Clarence Moriwaki sees something all too familiar in the words used in the War on Terrorism.
"They call them detainees, instead of prisoners," the Bainbridge Island man says of about 1,200 people rounded up after the 9/11 terrorist attacks. "It's the same kind of Orwellian doublespeak that they used during World War II."
Moriwaki and Mary Woodward fretted recently over coffee after showing me the island's old Eagledale Ferry Dock site. There a small marker commemorates the 227 people of Japanese descent, most of them American citizens, who were rounded up March 30, 1942, and taken from this idyllic island to the Manzanar internment camp in the desolate Mojave Desert. These were the very first of some 120,000 Americans who would lose their freedom in unconstitutional imprisonment lasting up to three years.
"They called them evacuees," said Woodward, whose parents published the Bainbridge Island Review, one of the few newspapers in the nation to consistently criticize the government action. "You evacuate a burning building. These people were taken prisoner."
Moriwaki and Woodward hope the Bainbridge story might help to remind our nation's leaders of the risks of curtailing civil liberties. Within days of passing the Homeland Security Act, Congress also approved a bill that directs the Interior Department to study whether to establish the Eagledale Ferry Dock site under the National Park Service. The Bainbridge committee has artist renderings of a larger memorial keyed around its central message, Nidoto nai yoni. "Let it not happen again."
The bill's sponsor, U.S. Rep. Jay Inslee, D-Bainbridge Island, acknowledges a lesson in its success. "It's the perfect moment, because the kinds of fear and stress that gave rise to (the internments) in 1942 are the same that we're seeing now."
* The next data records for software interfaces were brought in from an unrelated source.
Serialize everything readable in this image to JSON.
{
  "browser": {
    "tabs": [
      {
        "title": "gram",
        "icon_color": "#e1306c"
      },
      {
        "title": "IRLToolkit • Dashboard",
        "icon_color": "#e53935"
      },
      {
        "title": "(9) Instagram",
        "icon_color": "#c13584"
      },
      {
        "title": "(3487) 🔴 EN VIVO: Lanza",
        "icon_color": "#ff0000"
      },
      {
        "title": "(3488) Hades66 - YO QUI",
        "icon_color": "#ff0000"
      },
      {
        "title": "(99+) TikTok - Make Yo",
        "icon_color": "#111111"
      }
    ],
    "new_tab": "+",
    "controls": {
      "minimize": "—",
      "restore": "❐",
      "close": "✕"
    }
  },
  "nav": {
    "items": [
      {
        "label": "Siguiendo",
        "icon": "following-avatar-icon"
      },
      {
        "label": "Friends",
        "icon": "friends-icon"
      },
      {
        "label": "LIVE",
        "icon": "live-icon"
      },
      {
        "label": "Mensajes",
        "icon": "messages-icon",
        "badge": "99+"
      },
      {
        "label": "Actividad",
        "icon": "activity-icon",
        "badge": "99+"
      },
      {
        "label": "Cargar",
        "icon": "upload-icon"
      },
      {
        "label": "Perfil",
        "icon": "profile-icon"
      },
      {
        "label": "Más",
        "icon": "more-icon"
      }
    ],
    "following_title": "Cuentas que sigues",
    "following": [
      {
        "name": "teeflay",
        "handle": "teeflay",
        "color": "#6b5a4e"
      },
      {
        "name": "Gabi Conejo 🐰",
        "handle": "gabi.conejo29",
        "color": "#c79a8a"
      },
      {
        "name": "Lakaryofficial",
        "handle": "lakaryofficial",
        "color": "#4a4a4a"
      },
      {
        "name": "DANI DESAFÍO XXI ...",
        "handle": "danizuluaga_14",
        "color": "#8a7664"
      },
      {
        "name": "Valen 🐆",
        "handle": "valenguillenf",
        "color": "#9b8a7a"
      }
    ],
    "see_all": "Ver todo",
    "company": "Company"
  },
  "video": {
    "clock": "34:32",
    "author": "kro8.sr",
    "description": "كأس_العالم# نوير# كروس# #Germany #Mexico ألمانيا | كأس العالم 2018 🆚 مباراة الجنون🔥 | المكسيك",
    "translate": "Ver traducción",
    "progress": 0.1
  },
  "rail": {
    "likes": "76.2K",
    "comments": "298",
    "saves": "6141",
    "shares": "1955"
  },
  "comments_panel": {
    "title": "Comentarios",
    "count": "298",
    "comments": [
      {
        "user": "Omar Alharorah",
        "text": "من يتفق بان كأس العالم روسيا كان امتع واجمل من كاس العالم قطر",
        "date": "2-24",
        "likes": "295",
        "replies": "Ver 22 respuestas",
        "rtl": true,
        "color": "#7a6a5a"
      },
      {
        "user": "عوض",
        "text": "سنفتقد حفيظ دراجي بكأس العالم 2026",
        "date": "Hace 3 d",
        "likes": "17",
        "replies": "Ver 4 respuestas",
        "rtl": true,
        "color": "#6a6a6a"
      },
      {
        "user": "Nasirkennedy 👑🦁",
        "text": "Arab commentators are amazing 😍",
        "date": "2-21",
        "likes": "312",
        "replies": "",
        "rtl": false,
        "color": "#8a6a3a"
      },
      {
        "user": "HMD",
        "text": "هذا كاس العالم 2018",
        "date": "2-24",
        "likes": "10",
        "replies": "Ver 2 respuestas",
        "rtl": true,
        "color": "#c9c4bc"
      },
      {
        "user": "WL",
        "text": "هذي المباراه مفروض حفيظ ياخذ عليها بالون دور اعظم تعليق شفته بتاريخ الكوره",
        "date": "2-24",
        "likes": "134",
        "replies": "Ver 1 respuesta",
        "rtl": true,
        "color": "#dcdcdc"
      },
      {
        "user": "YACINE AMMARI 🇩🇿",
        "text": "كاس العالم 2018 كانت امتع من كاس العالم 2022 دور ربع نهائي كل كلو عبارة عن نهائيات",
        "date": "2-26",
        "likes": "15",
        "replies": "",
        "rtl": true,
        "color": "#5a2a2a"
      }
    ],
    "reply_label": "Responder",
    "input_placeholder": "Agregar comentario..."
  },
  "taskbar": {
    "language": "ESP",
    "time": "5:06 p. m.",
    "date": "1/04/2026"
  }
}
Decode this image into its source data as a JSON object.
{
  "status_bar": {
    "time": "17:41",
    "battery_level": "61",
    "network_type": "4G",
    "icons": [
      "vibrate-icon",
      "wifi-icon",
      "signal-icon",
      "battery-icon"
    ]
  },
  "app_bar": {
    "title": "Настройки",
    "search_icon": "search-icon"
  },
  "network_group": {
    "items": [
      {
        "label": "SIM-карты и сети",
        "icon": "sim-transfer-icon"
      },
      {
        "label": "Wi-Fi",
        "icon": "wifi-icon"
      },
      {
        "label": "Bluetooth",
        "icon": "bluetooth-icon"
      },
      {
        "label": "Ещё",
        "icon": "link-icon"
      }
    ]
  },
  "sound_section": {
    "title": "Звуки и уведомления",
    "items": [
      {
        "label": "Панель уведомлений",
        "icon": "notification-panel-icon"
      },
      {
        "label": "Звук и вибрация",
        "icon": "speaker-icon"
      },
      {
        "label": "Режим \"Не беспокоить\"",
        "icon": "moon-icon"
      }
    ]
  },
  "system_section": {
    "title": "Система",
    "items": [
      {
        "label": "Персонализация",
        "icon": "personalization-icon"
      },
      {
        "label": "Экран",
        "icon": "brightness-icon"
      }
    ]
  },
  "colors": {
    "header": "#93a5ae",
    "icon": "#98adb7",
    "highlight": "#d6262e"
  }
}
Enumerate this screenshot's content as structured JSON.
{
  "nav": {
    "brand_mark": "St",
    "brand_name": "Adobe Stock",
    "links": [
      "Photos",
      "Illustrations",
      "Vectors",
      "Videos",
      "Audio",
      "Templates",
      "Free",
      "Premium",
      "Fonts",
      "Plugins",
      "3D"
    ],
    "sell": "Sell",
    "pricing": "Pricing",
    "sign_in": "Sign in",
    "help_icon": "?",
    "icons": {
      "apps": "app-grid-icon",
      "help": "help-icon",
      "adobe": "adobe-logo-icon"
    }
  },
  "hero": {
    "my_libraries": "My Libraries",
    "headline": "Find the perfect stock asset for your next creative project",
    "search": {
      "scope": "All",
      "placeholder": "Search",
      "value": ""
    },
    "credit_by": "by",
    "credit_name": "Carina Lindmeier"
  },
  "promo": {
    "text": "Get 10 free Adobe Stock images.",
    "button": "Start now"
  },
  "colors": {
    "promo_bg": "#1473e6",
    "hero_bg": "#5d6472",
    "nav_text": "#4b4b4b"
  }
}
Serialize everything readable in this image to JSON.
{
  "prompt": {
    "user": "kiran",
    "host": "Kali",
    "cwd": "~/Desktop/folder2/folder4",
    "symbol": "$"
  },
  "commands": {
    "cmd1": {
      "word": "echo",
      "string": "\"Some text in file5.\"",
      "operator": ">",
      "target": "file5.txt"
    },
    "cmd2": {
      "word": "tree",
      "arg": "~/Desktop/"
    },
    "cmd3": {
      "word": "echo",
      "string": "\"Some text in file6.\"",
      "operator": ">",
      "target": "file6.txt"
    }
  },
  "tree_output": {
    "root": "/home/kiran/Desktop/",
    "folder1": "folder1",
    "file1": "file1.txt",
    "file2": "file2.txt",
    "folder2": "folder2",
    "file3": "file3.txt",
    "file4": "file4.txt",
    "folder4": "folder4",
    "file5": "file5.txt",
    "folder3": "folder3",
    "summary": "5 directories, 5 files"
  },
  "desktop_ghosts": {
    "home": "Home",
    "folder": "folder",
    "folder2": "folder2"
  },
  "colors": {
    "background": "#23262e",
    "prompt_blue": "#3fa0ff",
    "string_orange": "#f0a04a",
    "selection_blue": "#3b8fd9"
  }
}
Granted, most "detainees" rounded up after 9/11 reportedly are not American citizens, as most of the World War II prisoners were. Many were illegally in this country and reportedly have been deported. I emphasize "reportedly," because no one can be sure. The federal government has refused to give any information on these detainees and has sought to close immigration hearings and move other proceedings from the court system to military tribunals where they can keep the curtains closed.
That gives Lucy Dalglish, executive director of the Reporters Committee for Freedom of the Press, fits. "Not to say that some of these people shouldn't be kicked out of the country," she says, "but there needs to be some sort of way for the public to know what the government is doing."
For sure, these are uncertain, scary times that require smarter ways to flush out and apprehend enemies. But what scares me as much as the threat of a terrorist attack is the threat to civil liberties, citizen privacy and public access to government.
Astonishingly, President Bush has put a convicted felon in charge of the Department of Defense's Total Information Awareness program. Former National Security Advisor John Poindexter, who masterminded the Iran-Contra scandal and was saved from a prison sentence for his five convictions because of a technicality, proposes to combine databases to track the dealings of American residents, citizens and otherwise, with no warrants necessary.
And you thought your grocery-store savings card was innocuous, right?
How are we supposed to trust the government won't overstep its bounds with a convicted liar in charge?
Can Congress trust Poindexter? Can Congress protect us? Can we trust Congress?
Before the Homeland Security Act vote in the House, Inslee entered into the record a statement trying to clarify that the act was not an endorsement of Poindexter's plan. He had proposed a bipartisan colloquy, which would have carried more weight, but Republican leadership refused.
A feisty, inquisitive press is one way that citizens have been able to keep tabs on their government and hold officials accountable. The press' watchdog role has never been more important, but its abilities are being curtailed. Even before the 9/11 attacks, Bush was buttoning down access to government. Under the Clinton administration, the standard for responding to Freedom of Information Act (FOIA) requests was to disclose unless there was a good reason not to. Under Attorney General John Ashcroft, the bent was shifted to require a good reason to disclose. The new Homeland Security Act limits FOIA access even further.
Dalglish is alarmed at the changes. "I'm afraid there's going to have to be some really egregious behavior before Congress is going to catch on."
That's something Clarence Moriwaki, Mary Woodward and I are worried about, too.
Citizens need to be able to look under the skirts of their government, not the other way around.